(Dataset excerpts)
:::::

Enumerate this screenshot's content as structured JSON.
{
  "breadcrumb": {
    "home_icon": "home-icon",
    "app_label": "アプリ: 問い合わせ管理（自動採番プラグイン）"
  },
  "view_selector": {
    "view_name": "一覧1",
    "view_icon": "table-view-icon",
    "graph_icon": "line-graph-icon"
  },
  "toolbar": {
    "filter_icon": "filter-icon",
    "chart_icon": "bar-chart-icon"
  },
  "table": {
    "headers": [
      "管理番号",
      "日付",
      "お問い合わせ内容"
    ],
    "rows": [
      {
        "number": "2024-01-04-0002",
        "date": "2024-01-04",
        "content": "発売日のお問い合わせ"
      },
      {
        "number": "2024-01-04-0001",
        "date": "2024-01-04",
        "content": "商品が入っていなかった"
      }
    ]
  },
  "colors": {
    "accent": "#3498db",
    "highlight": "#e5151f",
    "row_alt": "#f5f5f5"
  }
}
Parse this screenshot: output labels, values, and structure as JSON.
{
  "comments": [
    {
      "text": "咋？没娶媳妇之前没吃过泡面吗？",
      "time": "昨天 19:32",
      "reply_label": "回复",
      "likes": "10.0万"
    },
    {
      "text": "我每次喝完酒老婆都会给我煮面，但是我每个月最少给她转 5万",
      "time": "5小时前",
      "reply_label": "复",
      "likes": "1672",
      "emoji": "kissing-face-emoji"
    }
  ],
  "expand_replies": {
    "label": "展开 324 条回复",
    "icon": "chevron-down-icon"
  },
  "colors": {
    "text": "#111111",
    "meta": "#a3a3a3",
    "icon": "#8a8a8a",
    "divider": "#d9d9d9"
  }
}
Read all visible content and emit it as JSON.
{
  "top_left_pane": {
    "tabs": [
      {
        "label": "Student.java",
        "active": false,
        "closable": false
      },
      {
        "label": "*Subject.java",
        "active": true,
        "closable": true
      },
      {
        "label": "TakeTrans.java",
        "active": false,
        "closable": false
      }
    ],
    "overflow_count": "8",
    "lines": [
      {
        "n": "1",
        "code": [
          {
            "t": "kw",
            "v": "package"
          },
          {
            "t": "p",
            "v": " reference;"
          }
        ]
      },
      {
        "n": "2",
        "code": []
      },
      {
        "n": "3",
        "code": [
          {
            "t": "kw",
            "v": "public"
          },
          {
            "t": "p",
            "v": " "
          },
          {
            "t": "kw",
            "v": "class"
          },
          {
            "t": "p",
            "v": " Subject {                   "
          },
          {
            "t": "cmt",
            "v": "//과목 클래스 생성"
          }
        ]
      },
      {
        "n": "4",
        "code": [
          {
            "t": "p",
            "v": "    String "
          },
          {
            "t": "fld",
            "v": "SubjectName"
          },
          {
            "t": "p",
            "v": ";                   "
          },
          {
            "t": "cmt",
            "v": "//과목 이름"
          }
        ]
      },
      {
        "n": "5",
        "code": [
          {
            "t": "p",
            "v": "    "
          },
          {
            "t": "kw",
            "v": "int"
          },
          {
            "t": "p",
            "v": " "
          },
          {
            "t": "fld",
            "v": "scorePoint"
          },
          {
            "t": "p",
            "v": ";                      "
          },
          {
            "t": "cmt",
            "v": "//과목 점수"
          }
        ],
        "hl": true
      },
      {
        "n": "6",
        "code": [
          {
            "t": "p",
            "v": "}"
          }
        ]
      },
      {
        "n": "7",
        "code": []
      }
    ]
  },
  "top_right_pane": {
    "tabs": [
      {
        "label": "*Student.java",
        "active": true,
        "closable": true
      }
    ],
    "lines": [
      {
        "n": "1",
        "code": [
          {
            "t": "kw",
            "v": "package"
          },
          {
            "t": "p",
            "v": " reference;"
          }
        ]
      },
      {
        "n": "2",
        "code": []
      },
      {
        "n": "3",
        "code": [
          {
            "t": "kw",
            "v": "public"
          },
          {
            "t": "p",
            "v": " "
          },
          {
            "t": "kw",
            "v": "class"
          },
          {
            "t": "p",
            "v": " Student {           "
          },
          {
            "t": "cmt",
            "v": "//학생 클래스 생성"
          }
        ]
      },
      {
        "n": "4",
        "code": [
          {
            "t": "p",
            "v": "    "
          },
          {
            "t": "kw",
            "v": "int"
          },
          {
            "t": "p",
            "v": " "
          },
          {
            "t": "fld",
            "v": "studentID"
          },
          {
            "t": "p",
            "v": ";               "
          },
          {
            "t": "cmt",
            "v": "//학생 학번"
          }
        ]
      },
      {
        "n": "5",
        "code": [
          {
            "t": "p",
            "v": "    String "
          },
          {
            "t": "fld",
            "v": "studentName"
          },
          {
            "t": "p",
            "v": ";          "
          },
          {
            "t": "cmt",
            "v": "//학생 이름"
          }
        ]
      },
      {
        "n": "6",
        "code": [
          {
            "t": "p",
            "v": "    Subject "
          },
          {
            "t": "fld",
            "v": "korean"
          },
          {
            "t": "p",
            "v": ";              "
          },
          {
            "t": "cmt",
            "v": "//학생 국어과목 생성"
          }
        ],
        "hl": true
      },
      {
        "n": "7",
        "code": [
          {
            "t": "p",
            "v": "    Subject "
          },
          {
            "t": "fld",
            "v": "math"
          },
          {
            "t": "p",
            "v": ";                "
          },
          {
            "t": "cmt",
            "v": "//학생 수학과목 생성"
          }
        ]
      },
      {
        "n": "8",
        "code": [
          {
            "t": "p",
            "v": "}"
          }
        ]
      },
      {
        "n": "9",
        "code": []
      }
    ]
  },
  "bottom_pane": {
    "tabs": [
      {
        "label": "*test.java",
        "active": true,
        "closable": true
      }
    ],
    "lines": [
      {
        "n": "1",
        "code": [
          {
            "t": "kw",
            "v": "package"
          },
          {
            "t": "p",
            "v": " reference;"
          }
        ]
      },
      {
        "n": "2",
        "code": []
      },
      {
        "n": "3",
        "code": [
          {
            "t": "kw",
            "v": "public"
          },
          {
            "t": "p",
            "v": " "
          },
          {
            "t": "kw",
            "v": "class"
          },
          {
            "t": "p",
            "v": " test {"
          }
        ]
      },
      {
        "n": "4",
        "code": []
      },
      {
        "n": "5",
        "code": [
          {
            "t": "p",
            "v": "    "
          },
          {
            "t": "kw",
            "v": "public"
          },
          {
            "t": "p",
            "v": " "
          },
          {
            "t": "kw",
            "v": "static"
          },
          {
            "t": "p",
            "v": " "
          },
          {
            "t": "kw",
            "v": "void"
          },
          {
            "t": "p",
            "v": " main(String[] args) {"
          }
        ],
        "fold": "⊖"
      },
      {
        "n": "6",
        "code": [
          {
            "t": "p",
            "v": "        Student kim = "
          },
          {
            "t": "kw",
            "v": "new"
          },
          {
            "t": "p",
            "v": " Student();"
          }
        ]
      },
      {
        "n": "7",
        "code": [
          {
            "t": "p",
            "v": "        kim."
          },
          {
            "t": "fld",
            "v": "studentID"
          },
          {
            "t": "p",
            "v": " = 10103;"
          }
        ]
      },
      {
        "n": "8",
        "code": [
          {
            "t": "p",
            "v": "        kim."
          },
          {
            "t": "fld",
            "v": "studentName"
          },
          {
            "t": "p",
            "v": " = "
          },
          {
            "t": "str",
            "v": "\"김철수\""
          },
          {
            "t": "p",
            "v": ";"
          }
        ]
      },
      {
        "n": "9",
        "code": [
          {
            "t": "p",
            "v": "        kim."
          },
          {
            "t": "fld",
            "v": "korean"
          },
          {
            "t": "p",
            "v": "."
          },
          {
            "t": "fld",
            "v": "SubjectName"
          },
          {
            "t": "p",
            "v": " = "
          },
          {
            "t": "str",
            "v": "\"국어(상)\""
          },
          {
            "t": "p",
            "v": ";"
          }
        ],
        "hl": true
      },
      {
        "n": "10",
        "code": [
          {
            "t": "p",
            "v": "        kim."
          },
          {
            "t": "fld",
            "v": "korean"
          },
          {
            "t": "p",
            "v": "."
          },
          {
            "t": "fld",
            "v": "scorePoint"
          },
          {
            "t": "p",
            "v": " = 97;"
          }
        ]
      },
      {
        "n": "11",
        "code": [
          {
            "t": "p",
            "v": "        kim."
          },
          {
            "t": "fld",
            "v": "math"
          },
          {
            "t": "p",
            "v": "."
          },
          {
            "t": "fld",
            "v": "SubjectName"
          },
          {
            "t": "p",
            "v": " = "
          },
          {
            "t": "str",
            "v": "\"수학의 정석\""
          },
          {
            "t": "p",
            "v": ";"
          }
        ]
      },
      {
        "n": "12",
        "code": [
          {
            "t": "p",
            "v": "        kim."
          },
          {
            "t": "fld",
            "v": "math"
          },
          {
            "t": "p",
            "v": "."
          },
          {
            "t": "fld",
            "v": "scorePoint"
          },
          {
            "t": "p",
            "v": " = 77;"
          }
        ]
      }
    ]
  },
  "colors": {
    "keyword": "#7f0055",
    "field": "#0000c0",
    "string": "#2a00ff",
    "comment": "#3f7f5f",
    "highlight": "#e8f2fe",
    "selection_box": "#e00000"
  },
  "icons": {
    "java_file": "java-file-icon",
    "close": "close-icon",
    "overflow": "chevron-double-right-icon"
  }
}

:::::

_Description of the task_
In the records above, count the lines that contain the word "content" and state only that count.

_Output for this exercise_
4